◆ Brief:
I would like you to output every record below exactly, apart from the pictures.

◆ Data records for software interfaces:
***
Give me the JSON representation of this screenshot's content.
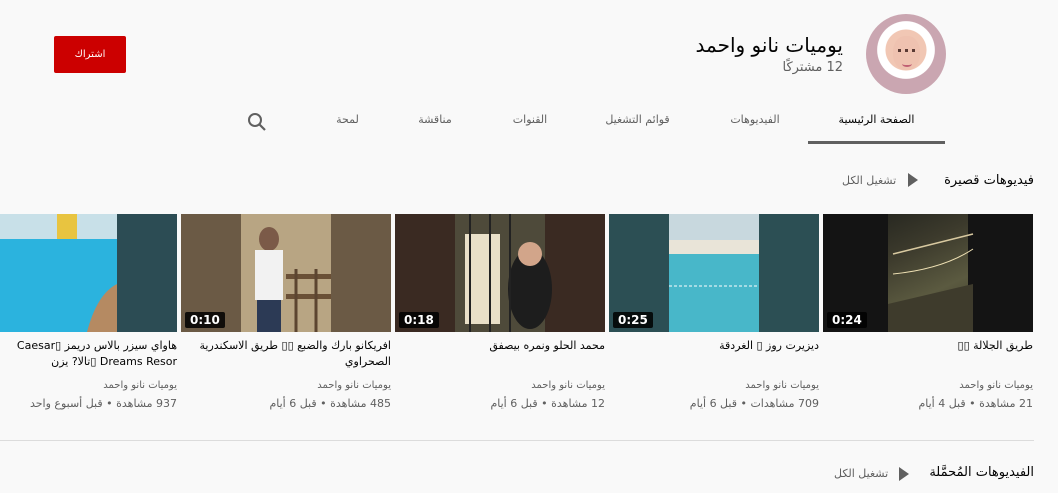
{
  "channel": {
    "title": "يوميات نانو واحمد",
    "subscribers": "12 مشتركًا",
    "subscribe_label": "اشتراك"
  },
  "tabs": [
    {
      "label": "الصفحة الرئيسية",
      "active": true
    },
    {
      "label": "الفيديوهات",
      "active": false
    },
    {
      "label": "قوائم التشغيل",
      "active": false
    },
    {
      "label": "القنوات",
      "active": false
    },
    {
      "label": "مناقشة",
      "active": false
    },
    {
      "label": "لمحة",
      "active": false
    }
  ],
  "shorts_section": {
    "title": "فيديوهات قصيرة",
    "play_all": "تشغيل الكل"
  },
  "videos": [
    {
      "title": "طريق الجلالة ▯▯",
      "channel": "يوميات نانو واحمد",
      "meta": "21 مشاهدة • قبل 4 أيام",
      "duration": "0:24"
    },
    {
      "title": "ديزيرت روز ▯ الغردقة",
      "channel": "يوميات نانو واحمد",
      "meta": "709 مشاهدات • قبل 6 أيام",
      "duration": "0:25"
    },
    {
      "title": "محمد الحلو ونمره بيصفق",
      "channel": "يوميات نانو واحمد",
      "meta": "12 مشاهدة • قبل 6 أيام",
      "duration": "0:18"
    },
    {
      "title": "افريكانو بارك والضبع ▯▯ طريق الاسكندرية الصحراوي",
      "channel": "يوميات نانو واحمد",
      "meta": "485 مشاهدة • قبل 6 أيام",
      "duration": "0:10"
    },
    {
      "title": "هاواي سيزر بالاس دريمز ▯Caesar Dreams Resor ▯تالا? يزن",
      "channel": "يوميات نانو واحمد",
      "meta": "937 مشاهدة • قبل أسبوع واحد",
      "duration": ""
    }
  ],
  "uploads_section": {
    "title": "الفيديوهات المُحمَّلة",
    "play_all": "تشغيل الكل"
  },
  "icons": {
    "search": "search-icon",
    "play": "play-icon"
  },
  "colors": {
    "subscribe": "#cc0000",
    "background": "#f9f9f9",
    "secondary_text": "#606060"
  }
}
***
◆ Answer below:
Give me the JSON representation of this screenshot's content.
{
  "channel": {
    "title": "يوميات نانو واحمد",
    "subscribers": "12 مشتركًا",
    "subscribe_label": "اشتراك"
  },
  "tabs": [
    {
      "label": "الصفحة الرئيسية",
      "active": true
    },
    {
      "label": "الفيديوهات",
      "active": false
    },
    {
      "label": "قوائم التشغيل",
      "active": false
    },
    {
      "label": "القنوات",
      "active": false
    },
    {
      "label": "مناقشة",
      "active": false
    },
    {
      "label": "لمحة",
      "active": false
    }
  ],
  "shorts_section": {
    "title": "فيديوهات قصيرة",
    "play_all": "تشغيل الكل"
  },
  "videos": [
    {
      "title": "طريق الجلالة ▯▯",
      "channel": "يوميات نانو واحمد",
      "meta": "21 مشاهدة • قبل 4 أيام",
      "duration": "0:24"
    },
    {
      "title": "ديزيرت روز ▯ الغردقة",
      "channel": "يوميات نانو واحمد",
      "meta": "709 مشاهدات • قبل 6 أيام",
      "duration": "0:25"
    },
    {
      "title": "محمد الحلو ونمره بيصفق",
      "channel": "يوميات نانو واحمد",
      "meta": "12 مشاهدة • قبل 6 أيام",
      "duration": "0:18"
    },
    {
      "title": "افريكانو بارك والضبع ▯▯ طريق الاسكندرية الصحراوي",
      "channel": "يوميات نانو واحمد",
      "meta": "485 مشاهدة • قبل 6 أيام",
      "duration": "0:10"
    },
    {
      "title": "هاواي سيزر بالاس دريمز ▯Caesar Dreams Resor ▯تالا? يزن",
      "channel": "يوميات نانو واحمد",
      "meta": "937 مشاهدة • قبل أسبوع واحد",
      "duration": ""
    }
  ],
  "uploads_section": {
    "title": "الفيديوهات المُحمَّلة",
    "play_all": "تشغيل الكل"
  },
  "icons": {
    "search": "search-icon",
    "play": "play-icon"
  },
  "colors": {
    "subscribe": "#cc0000",
    "background": "#f9f9f9",
    "secondary_text": "#606060"
  }
}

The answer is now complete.